## Instructions for the task
Every line below that holds the string "GSpot" must be copied.

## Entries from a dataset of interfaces
____________________

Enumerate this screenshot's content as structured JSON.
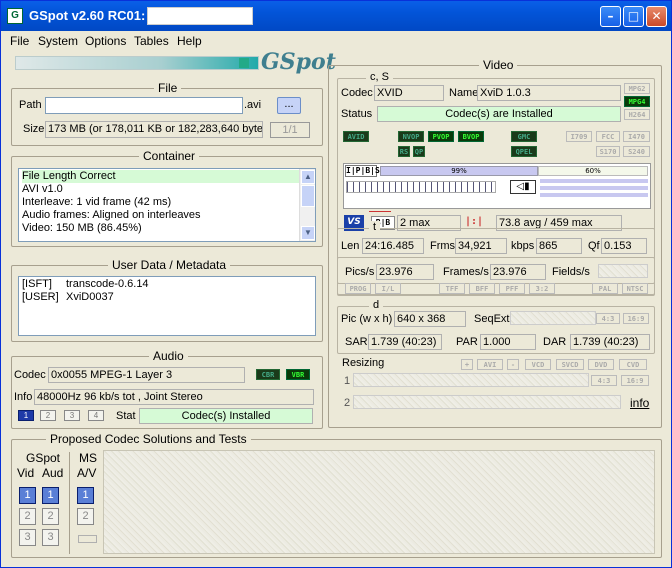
{
  "window": {
    "title": "GSpot v2.60 RC01:",
    "logo": "GSpot",
    "icon": "g-icon"
  },
  "menu": [
    "File",
    "System",
    "Options",
    "Tables",
    "Help"
  ],
  "file": {
    "label": "File",
    "path_label": "Path",
    "path_ext": ".avi",
    "browse": "...",
    "size_label": "Size",
    "size_value": "173 MB (or 178,011 KB or 182,283,640 bytes",
    "counter": "1/1"
  },
  "container": {
    "label": "Container",
    "items": [
      "File Length Correct",
      "AVI v1.0",
      "Interleave: 1 vid frame (42 ms)",
      "Audio frames: Aligned on interleaves",
      "Video: 150 MB (86.45%)"
    ]
  },
  "userdata": {
    "label": "User Data / Metadata",
    "rows": [
      [
        "[ISFT]",
        "transcode-0.6.14"
      ],
      [
        "[USER]",
        "XviD0037"
      ]
    ]
  },
  "audio": {
    "label": "Audio",
    "codec_label": "Codec",
    "codec_value": "0x0055 MPEG-1 Layer 3",
    "cbr": "CBR",
    "vbr": "VBR",
    "info_label": "Info",
    "info_value": "48000Hz  96 kb/s tot , Joint Stereo",
    "tracks": [
      "1",
      "2",
      "3",
      "4"
    ],
    "stat_label": "Stat",
    "stat_value": "Codec(s) Installed"
  },
  "proposed": {
    "label": "Proposed Codec Solutions and Tests",
    "gspot": "GSpot",
    "vid": "Vid",
    "aud": "Aud",
    "ms": "MS",
    "av": "A/V",
    "nums": [
      "1",
      "2",
      "3"
    ]
  },
  "video": {
    "label": "Video",
    "cs_label": "c, S",
    "codec_label": "Codec",
    "codec_value": "XVID",
    "name_label": "Name",
    "name_value": "XviD 1.0.3",
    "status_label": "Status",
    "status_value": "Codec(s) are Installed",
    "right_tags": [
      "MPG2",
      "MPG4",
      "H264"
    ],
    "flag_tags": [
      "AVID",
      "NVOP",
      "PVOP",
      "BVOP",
      "GMC",
      "RS",
      "QP",
      "QPEL"
    ],
    "std_tags": [
      "I709",
      "FCC",
      "I470",
      "S170",
      "S240"
    ],
    "ipbs": [
      "I",
      "P",
      "B",
      "S"
    ],
    "pct1": "99%",
    "pct2": "60%",
    "max_label": "2 max",
    "avg_label": "73.8 avg / 459 max",
    "t_label": "t",
    "len_label": "Len",
    "len_value": "24:16.485",
    "frms_label": "Frms",
    "frms_value": "34,921",
    "kbps_label": "kbps",
    "kbps_value": "865",
    "qf_label": "Qf",
    "qf_value": "0.153",
    "pics_label": "Pics/s",
    "pics_value": "23.976",
    "frames_label": "Frames/s",
    "frames_value": "23.976",
    "fields_label": "Fields/s",
    "t_tags": [
      "PROG",
      "I/L",
      "TFF",
      "BFF",
      "PFF",
      "3:2",
      "PAL",
      "NTSC"
    ],
    "d_label": "d",
    "pic_label": "Pic (w x h)",
    "pic_value": "640 x 368",
    "seqext_label": "SeqExt",
    "ar_tags": [
      "4:3",
      "16:9"
    ],
    "sar_label": "SAR",
    "sar_value": "1.739 (40:23)",
    "par_label": "PAR",
    "par_value": "1.000",
    "dar_label": "DAR",
    "dar_value": "1.739 (40:23)",
    "resizing_label": "Resizing",
    "resize_tags": [
      "+",
      "AVI",
      "-",
      "VCD",
      "SVCD",
      "DVD",
      "CVD"
    ],
    "row1": "1",
    "row2": "2",
    "info_link": "info"
  }
}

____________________

## Answer section
    "title": "GSpot v2.60 RC01:",
    "logo": "GSpot",
    "gspot": "GSpot",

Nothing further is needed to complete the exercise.